30th Congressional District of Texas in the US House of Representatives
Supporters of the Affordable Care Act argued that one of the ways to make our nation’s healthcare systems more affordable was to cut the tremendous amounts of waste and fraud that we experience in healthcare delivery and implementation.
Now a new study further validates one of the basic premises of the legislation that was passed during the Obama administration which made healthcare insurance affordable to individuals and families which had previously gone uninsured.
The study, published in the Journal of the American Medical Association, describes a healthcare system in which nearly twenty-percent of the monies spent can be labeled as wasteful. Changes in policy and practices could eliminate substantial waste, the lead author of the study, Dr. William Shrank, concludes. Health economists estimate that approximately 750 billion healthcare dollars are wasted annually in the United States.
That represents nearly $10,000 for each member of the population. At present healthcare spending represents eighteen percent of the nation’s economy. That percentage is larger than the percentage spent on the nation’s military needs. According to the study, the highest amount of costs is spent on administration, nearly $266 billion each year, the study states. The second highest cost is prices for healthcare. Ways must be found to lower the prices that are being paid for healthcare delivery, the study and experienced healthcare experts conclude.
The costs for ineffective and medically unnecessary healthcare procedures are another source of waste, according to the study. Unnecessary hospital admissions, unreasonable costs, a lack of preventive care and procedures, and practices that are of little or no benefit to patients are financially wasteful. The Affordable Care Act promotes payment of medical professionals to encourage and reward them for quality patient results instead of supporting a system in which medical professionals are paid simply because they attempt a particular procedure.

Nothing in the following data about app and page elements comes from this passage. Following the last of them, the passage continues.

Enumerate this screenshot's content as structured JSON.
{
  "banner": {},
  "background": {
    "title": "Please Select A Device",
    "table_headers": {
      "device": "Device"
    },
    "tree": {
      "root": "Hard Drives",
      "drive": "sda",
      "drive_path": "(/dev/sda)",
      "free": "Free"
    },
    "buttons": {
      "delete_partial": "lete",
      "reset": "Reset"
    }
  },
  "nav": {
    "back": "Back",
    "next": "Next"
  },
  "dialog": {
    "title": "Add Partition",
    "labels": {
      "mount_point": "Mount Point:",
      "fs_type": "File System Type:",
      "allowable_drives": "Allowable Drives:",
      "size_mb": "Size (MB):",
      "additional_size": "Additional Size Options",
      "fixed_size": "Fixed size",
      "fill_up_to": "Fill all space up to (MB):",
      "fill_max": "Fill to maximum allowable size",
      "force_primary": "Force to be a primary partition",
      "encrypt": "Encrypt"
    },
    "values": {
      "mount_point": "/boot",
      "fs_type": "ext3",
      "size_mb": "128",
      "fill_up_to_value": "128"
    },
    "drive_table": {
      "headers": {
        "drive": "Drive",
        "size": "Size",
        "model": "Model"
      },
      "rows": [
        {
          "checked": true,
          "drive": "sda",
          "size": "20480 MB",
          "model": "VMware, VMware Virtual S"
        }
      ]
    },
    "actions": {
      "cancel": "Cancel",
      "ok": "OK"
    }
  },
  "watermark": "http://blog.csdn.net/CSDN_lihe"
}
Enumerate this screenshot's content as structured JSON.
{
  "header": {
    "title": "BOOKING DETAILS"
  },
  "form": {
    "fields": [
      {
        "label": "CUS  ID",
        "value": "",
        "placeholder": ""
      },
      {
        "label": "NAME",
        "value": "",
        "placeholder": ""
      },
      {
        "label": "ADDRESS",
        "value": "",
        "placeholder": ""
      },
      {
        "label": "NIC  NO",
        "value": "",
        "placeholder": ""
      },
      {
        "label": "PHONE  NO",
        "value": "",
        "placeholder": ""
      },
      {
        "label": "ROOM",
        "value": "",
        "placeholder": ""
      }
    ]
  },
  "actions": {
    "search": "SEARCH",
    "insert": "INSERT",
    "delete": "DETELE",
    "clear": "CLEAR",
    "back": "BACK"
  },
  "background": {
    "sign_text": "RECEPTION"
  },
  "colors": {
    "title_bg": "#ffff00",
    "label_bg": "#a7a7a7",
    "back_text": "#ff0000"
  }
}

Such a philosophy is identified as “valued based” under the healthcare law signed into law by President Barack Obama. A more patient and cost sensitive healthcare system would no doubt lead to increased confidence in our healthcare system. There would be less patient stress and increased trust in the healthcare system if patients believed that their health and not the search for excessive profit were the primary objective of healthcare professionals, according to healthcare experts.